Some of what I do is a little different than Kevin's method. Like most post-processing techniques there are several ways to get the end result you are looking for. In the next paragraph I will detail the differences in how I do it. I suggest going to his blog and reading it before proceeding here.
Guanajuato Opera House
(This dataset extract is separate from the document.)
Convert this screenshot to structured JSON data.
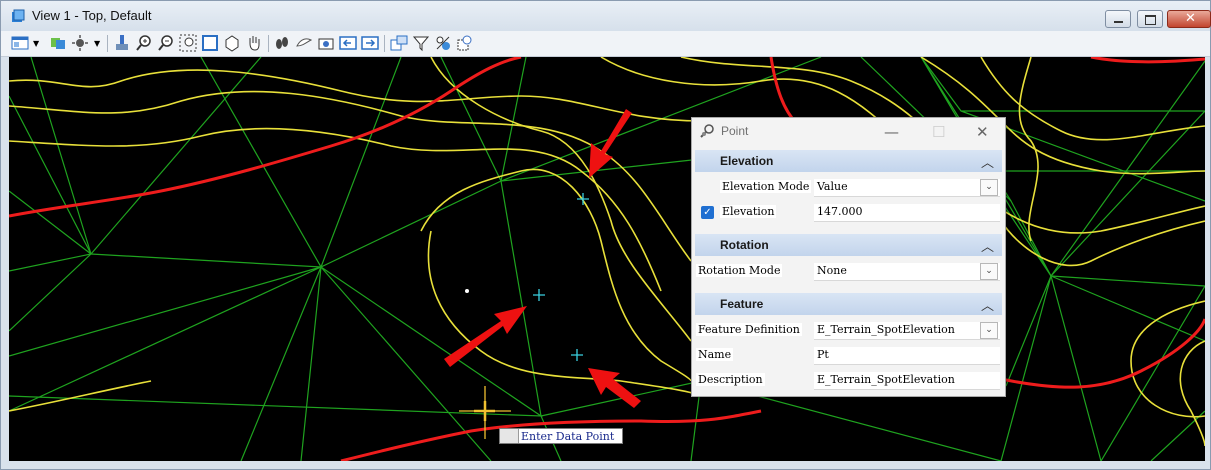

The U Drop InnWhen you choose your source images in Exposure Fusion, you will notice that it says "Note: Blending exposures works with converted files. For good results with Exposure Blending, it is recommended to convert your Raw files into Tiff or Jpeg files." I have taken their word for it and done it that way. I open the raw file that is in the middle of the range of exposures that I have taken. I will make many of the same adjustments in the raw converter that I would if it was a single exposure I was going to use for my image. However, I won't worry too much about the clipped shadows or highlights. The other exposures should take care of those values. I will save it as a TIFF. I then open the other raw files in my range of exposures and make the same adjustments to them before saving. The brightest and darkest exposures may get a small tweak from the adjustment brush if an area needs it. I then choose these images to be Exposure Blended. I will start with the default values in the final dialog box before processing the images. It is easy to get an understanding of what the sliders are doing. A description of what they do comes up when you mouse over them. I have found I can improve the image more by adjusting the sliders. Unlike tone-mapping they don't do strange unreal things to your image if you get a little heavy handed with them. When happy with the way it looks I will tell it to process the image. I then give it a name and save it. I will open it back up in Photoshop. I will then look at the brightest areas of the darkest exposure and see if I think some of the detail is missing from the processed version. I will also look at the darkest area of the brightest exposure and see if it will improve the processed version. If I believe the processed version still didn't retain all the detail in one of these areas then with the move tool I will drag the TIFF image which includes that detail onto the processed version. Dragging while holding down the shift key should line it up perfectly when you let go. I then click the icon for a layer mask while holding down the alt key. This creates a black layer mask which hides the new layer. Then I choose the brush tool set to white with a 10-20% opacity and gradually paint back in the parts of the layer I want to keep. I paint and change the brush size and opacity until happy with the results. I repeat this with another layer if necessary. I will probably make some other small adjustments in Photoshop but the image is usually looking pretty good at this point. I will look at the image and try to decide if it needs something else done to it. If not, its finished.